In this chapter my focus is not so much on the theoretical debates surrounding the rule of law but rather how it is implicated and treated in the developments of modern legal education and practice. I first analyse the changing legal world for which the salient period is the post-World War II to the present. We have the rise of the international and transnational institutions and the emergence of the modern, organization-based, and increasingly financialised, legal profession that plays a significant role in globalization. To provide the labour force for the profession the academy’s role has come to the fore and is now the main gateway to the legal profession. Even with its duality of roles as reproducer and gatekeeper, the academy is now more remote from the profession. This in part reflects a desire on the part of the legal academy to be a more academic and intellectual member of the academy than hitherto (Cownie 2004). The rise of subspecialties within law marks this shift as does the increased number of law professors with PhDs, often in other disciplines. The increased tensions between the academy and the profession have fostered argument over both the content and structure of the law degree. One might almost ask if the issue is not so much the rule of law but the rule of lawyers. Finally I examine some of the challenges for legal education—such as the rise of legal technology—that will have enormous effects on legal practice and the rule of law, especially where it abuts access to justice.

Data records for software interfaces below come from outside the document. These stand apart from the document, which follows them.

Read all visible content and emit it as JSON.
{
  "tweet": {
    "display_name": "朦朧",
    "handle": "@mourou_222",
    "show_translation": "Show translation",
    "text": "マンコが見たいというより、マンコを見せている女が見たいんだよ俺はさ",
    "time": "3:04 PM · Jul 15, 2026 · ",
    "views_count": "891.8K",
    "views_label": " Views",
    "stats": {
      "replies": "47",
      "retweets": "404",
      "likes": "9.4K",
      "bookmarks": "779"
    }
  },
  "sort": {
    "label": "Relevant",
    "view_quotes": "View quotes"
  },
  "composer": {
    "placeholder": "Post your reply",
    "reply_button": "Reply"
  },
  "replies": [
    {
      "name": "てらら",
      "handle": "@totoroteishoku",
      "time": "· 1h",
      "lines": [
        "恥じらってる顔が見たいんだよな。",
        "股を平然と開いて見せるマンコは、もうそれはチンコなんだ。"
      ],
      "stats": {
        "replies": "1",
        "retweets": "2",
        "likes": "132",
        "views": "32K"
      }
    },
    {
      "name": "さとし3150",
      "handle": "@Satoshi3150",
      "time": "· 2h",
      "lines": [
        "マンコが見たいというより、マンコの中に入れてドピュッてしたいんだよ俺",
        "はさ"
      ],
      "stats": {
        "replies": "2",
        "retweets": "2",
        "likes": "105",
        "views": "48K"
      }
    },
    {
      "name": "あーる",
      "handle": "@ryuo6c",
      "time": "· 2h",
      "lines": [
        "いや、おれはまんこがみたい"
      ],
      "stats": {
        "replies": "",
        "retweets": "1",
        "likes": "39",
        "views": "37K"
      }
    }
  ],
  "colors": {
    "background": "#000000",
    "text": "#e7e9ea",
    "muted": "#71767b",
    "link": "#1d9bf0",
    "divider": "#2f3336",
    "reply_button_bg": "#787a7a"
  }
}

My approach to the topic is essentially sociological, which means I ask under what conditions would the rule of law be promoted or diminished and by whom? In this respect I look to the legal profession, courts, and legal academy as key players. By this I mean they are crucial to the design of the legal system and its implementation. The relationship of the legal profession to the state or market can signify to what extent lawyers might be viewed as radical or conservative in their approach to legality and juridical questions (Rueschemeyer 1973). For example, Weber (1978) saw the English legal profession as a craft-based profession with relatively little input from the academy. The development of the common law therefore depended on the creativity of practitioners who became used to devising solutions to problems as they arose. In the absence of a legal code, lawyers innovated in law through an ad hoc process. On the mainland continent, and in many other countries, the civil code system depended on commentaries by academics that kept the law in tune with its primary principles. This resulted in a different but less innovative law making. Thus, for example, whereas in Germany pfandbriefe are creatures of statute, in the UK they were created by contract using common law principles (Flood 2007). The alliance between the state, academy, and legal profession is much stronger in code systems whereas common law jurisdictions are typically associated with the market and so depend far more on practitioners.